Interface dataset entries:
------------------------------------------------------------------------

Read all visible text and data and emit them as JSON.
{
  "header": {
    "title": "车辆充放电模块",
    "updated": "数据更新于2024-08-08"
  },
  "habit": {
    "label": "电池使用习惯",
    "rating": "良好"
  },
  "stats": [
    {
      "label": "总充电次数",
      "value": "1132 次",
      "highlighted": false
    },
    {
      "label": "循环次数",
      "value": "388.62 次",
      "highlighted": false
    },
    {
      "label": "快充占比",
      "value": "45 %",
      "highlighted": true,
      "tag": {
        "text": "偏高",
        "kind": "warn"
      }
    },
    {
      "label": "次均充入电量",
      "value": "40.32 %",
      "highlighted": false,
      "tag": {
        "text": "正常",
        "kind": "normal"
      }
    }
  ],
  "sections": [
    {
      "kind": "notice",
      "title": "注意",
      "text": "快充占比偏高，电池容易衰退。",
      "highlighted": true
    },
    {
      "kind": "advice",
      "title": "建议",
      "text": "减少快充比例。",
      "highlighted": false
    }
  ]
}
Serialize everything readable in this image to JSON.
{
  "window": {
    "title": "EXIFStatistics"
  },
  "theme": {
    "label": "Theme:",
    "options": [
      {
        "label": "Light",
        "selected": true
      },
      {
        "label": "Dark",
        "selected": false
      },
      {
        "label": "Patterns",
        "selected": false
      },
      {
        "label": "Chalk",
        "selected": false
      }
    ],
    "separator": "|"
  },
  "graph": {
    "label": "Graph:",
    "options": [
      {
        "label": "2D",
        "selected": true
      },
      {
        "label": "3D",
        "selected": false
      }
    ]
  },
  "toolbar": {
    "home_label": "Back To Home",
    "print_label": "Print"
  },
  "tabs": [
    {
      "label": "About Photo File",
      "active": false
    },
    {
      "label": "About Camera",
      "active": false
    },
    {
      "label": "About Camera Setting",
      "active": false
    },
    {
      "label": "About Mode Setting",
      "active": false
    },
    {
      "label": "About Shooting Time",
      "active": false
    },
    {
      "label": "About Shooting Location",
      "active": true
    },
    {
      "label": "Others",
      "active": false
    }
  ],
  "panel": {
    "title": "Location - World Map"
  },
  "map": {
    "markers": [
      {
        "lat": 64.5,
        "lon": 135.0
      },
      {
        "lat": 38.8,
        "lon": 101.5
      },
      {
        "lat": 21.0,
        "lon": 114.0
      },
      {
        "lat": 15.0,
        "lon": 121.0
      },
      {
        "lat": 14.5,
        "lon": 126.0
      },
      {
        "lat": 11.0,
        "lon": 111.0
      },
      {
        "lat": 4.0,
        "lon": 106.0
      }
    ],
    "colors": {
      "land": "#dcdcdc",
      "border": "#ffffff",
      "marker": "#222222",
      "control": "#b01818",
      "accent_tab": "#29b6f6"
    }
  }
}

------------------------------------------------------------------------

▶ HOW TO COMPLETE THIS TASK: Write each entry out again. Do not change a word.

▶ SOLUTION FOR THIS PROBLEM:
Read all visible text and data and emit them as JSON.
{
  "header": {
    "title": "车辆充放电模块",
    "updated": "数据更新于2024-08-08"
  },
  "habit": {
    "label": "电池使用习惯",
    "rating": "良好"
  },
  "stats": [
    {
      "label": "总充电次数",
      "value": "1132 次",
      "highlighted": false
    },
    {
      "label": "循环次数",
      "value": "388.62 次",
      "highlighted": false
    },
    {
      "label": "快充占比",
      "value": "45 %",
      "highlighted": true,
      "tag": {
        "text": "偏高",
        "kind": "warn"
      }
    },
    {
      "label": "次均充入电量",
      "value": "40.32 %",
      "highlighted": false,
      "tag": {
        "text": "正常",
        "kind": "normal"
      }
    }
  ],
  "sections": [
    {
      "kind": "notice",
      "title": "注意",
      "text": "快充占比偏高，电池容易衰退。",
      "highlighted": true
    },
    {
      "kind": "advice",
      "title": "建议",
      "text": "减少快充比例。",
      "highlighted": false
    }
  ]
}
Serialize everything readable in this image to JSON.
{
  "window": {
    "title": "EXIFStatistics"
  },
  "theme": {
    "label": "Theme:",
    "options": [
      {
        "label": "Light",
        "selected": true
      },
      {
        "label": "Dark",
        "selected": false
      },
      {
        "label": "Patterns",
        "selected": false
      },
      {
        "label": "Chalk",
        "selected": false
      }
    ],
    "separator": "|"
  },
  "graph": {
    "label": "Graph:",
    "options": [
      {
        "label": "2D",
        "selected": true
      },
      {
        "label": "3D",
        "selected": false
      }
    ]
  },
  "toolbar": {
    "home_label": "Back To Home",
    "print_label": "Print"
  },
  "tabs": [
    {
      "label": "About Photo File",
      "active": false
    },
    {
      "label": "About Camera",
      "active": false
    },
    {
      "label": "About Camera Setting",
      "active": false
    },
    {
      "label": "About Mode Setting",
      "active": false
    },
    {
      "label": "About Shooting Time",
      "active": false
    },
    {
      "label": "About Shooting Location",
      "active": true
    },
    {
      "label": "Others",
      "active": false
    }
  ],
  "panel": {
    "title": "Location - World Map"
  },
  "map": {
    "markers": [
      {
        "lat": 64.5,
        "lon": 135.0
      },
      {
        "lat": 38.8,
        "lon": 101.5
      },
      {
        "lat": 21.0,
        "lon": 114.0
      },
      {
        "lat": 15.0,
        "lon": 121.0
      },
      {
        "lat": 14.5,
        "lon": 126.0
      },
      {
        "lat": 11.0,
        "lon": 111.0
      },
      {
        "lat": 4.0,
        "lon": 106.0
      }
    ],
    "colors": {
      "land": "#dcdcdc",
      "border": "#ffffff",
      "marker": "#222222",
      "control": "#b01818",
      "accent_tab": "#29b6f6"
    }
  }
}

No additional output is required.